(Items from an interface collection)
______
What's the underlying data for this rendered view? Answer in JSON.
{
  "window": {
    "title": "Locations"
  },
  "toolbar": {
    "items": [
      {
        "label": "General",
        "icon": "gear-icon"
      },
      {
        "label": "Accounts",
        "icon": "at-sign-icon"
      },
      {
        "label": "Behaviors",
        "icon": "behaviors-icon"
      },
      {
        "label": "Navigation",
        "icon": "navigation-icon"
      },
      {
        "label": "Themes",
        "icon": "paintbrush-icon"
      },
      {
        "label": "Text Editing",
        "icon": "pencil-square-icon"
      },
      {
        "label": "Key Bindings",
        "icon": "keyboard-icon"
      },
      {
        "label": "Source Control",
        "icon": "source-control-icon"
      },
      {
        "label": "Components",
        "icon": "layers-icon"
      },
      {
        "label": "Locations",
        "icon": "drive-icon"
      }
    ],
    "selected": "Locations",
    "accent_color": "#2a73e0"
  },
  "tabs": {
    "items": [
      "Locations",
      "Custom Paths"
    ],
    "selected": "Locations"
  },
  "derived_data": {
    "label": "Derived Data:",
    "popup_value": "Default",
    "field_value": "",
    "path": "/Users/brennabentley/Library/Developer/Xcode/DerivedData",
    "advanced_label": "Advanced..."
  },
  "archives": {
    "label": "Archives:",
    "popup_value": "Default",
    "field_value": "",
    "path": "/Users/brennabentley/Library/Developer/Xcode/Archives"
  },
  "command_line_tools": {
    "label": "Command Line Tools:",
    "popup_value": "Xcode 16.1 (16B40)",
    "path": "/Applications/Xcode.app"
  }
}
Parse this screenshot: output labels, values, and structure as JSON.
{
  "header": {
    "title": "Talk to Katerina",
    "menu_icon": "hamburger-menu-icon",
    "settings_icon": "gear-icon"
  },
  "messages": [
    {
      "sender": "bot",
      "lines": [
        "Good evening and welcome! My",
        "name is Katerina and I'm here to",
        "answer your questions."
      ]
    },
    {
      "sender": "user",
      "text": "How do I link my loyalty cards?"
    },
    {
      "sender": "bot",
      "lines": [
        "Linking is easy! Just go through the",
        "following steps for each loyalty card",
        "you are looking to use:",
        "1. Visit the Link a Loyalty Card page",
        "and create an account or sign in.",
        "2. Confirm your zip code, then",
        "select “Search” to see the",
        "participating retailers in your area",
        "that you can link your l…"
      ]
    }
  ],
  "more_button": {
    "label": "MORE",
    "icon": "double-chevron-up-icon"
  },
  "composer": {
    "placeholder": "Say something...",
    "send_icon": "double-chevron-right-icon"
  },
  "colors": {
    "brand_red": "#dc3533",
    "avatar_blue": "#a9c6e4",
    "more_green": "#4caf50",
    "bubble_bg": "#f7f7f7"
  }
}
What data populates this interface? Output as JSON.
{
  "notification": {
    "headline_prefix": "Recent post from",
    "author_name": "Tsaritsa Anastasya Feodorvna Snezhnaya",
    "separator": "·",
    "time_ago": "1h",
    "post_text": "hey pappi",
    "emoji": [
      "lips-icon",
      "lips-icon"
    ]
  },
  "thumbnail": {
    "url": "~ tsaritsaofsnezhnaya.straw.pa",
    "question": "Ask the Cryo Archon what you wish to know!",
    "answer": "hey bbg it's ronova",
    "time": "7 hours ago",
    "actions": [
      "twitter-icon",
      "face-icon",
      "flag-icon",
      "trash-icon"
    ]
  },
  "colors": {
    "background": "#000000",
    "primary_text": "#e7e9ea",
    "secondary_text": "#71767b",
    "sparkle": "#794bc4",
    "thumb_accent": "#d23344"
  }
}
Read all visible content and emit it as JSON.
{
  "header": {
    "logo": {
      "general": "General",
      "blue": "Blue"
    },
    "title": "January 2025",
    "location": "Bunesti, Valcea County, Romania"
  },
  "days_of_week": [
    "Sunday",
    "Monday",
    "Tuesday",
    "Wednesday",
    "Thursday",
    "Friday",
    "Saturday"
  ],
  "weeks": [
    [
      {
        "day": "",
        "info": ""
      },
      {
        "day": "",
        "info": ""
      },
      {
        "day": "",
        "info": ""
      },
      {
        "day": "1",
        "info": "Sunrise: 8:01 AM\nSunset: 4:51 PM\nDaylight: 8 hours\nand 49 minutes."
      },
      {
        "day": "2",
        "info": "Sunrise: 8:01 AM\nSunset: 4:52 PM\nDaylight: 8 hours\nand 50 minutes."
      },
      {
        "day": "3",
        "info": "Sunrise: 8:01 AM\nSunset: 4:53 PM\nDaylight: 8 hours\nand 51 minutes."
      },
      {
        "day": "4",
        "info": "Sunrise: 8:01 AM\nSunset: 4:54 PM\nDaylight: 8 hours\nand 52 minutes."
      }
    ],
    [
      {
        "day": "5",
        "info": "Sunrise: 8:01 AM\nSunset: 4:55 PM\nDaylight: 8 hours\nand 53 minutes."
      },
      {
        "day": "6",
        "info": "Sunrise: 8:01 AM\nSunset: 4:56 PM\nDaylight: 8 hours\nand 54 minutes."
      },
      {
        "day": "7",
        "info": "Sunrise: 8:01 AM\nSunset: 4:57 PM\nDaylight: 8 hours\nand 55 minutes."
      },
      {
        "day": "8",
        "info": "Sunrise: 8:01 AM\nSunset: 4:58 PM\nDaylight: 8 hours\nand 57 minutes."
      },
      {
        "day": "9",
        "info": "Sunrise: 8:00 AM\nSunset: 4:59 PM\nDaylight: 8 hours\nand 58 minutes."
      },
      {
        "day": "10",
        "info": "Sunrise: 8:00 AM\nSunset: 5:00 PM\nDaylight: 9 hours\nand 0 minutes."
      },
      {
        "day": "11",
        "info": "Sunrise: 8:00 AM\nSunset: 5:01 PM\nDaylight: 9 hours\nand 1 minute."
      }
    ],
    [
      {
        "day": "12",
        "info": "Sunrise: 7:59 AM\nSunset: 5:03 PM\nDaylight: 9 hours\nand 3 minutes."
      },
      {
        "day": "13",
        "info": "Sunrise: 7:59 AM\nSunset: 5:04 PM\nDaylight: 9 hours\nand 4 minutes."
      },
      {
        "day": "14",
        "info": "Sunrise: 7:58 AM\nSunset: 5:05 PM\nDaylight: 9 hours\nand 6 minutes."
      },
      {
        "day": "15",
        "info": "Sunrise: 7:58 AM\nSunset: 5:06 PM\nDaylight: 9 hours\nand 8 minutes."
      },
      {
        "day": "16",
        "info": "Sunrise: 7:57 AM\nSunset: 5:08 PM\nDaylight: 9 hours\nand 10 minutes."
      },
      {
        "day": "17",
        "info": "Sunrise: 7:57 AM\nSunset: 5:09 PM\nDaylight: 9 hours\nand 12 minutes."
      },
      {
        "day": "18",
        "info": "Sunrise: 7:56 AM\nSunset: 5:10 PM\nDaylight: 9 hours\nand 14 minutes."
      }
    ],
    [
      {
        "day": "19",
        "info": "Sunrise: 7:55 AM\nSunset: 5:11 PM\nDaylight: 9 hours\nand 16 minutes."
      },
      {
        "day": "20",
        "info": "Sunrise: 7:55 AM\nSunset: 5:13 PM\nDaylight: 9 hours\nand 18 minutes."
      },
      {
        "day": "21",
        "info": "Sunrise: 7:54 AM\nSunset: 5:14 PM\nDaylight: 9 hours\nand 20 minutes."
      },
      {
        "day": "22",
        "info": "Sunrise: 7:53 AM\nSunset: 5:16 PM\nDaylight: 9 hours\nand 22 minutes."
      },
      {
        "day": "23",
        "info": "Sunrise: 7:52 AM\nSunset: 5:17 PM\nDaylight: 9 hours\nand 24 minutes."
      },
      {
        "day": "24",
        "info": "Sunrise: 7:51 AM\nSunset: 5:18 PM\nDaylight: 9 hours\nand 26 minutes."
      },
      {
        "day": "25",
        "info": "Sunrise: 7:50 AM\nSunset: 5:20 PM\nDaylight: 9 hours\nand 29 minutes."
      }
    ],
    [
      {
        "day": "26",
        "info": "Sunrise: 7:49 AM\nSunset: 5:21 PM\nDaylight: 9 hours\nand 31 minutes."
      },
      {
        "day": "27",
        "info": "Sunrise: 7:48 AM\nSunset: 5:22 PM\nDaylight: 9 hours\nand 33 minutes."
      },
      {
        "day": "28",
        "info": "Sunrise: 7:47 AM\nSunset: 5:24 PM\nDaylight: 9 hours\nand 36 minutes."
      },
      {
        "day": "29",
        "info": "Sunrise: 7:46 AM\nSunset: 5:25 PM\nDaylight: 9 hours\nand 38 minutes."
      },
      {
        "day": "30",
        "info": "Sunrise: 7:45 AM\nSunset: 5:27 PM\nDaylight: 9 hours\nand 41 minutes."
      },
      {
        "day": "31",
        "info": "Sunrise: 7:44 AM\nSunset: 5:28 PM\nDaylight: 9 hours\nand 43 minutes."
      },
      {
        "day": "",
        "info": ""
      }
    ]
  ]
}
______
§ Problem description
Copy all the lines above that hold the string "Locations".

§ Task result
    "title": "Locations"
        "label": "Locations",
    "selected": "Locations",
      "Locations",
    "selected": "Locations"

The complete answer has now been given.